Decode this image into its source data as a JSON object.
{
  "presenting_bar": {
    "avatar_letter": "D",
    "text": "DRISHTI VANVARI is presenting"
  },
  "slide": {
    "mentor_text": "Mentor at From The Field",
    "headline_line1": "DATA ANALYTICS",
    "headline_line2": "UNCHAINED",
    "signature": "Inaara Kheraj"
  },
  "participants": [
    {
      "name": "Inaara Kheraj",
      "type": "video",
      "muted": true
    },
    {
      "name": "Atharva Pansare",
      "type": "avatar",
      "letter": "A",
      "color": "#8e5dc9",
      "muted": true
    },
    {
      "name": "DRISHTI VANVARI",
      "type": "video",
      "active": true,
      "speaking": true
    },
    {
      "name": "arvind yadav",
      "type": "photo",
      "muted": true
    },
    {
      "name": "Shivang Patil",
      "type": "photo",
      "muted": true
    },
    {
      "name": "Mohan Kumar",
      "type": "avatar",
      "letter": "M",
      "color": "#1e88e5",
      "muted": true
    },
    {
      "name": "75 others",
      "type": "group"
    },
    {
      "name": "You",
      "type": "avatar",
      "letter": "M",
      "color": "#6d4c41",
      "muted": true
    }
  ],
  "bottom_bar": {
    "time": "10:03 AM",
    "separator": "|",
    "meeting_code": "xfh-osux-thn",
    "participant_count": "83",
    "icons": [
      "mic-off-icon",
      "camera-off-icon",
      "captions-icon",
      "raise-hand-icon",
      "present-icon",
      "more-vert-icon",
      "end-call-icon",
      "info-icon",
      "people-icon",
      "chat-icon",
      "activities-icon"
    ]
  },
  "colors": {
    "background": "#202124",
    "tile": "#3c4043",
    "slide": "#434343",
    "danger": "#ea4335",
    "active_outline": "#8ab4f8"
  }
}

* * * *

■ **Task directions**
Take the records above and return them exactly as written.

■ **Task response**
Decode this image into its source data as a JSON object.
{
  "presenting_bar": {
    "avatar_letter": "D",
    "text": "DRISHTI VANVARI is presenting"
  },
  "slide": {
    "mentor_text": "Mentor at From The Field",
    "headline_line1": "DATA ANALYTICS",
    "headline_line2": "UNCHAINED",
    "signature": "Inaara Kheraj"
  },
  "participants": [
    {
      "name": "Inaara Kheraj",
      "type": "video",
      "muted": true
    },
    {
      "name": "Atharva Pansare",
      "type": "avatar",
      "letter": "A",
      "color": "#8e5dc9",
      "muted": true
    },
    {
      "name": "DRISHTI VANVARI",
      "type": "video",
      "active": true,
      "speaking": true
    },
    {
      "name": "arvind yadav",
      "type": "photo",
      "muted": true
    },
    {
      "name": "Shivang Patil",
      "type": "photo",
      "muted": true
    },
    {
      "name": "Mohan Kumar",
      "type": "avatar",
      "letter": "M",
      "color": "#1e88e5",
      "muted": true
    },
    {
      "name": "75 others",
      "type": "group"
    },
    {
      "name": "You",
      "type": "avatar",
      "letter": "M",
      "color": "#6d4c41",
      "muted": true
    }
  ],
  "bottom_bar": {
    "time": "10:03 AM",
    "separator": "|",
    "meeting_code": "xfh-osux-thn",
    "participant_count": "83",
    "icons": [
      "mic-off-icon",
      "camera-off-icon",
      "captions-icon",
      "raise-hand-icon",
      "present-icon",
      "more-vert-icon",
      "end-call-icon",
      "info-icon",
      "people-icon",
      "chat-icon",
      "activities-icon"
    ]
  },
  "colors": {
    "background": "#202124",
    "tile": "#3c4043",
    "slide": "#434343",
    "danger": "#ea4335",
    "active_outline": "#8ab4f8"
  }
}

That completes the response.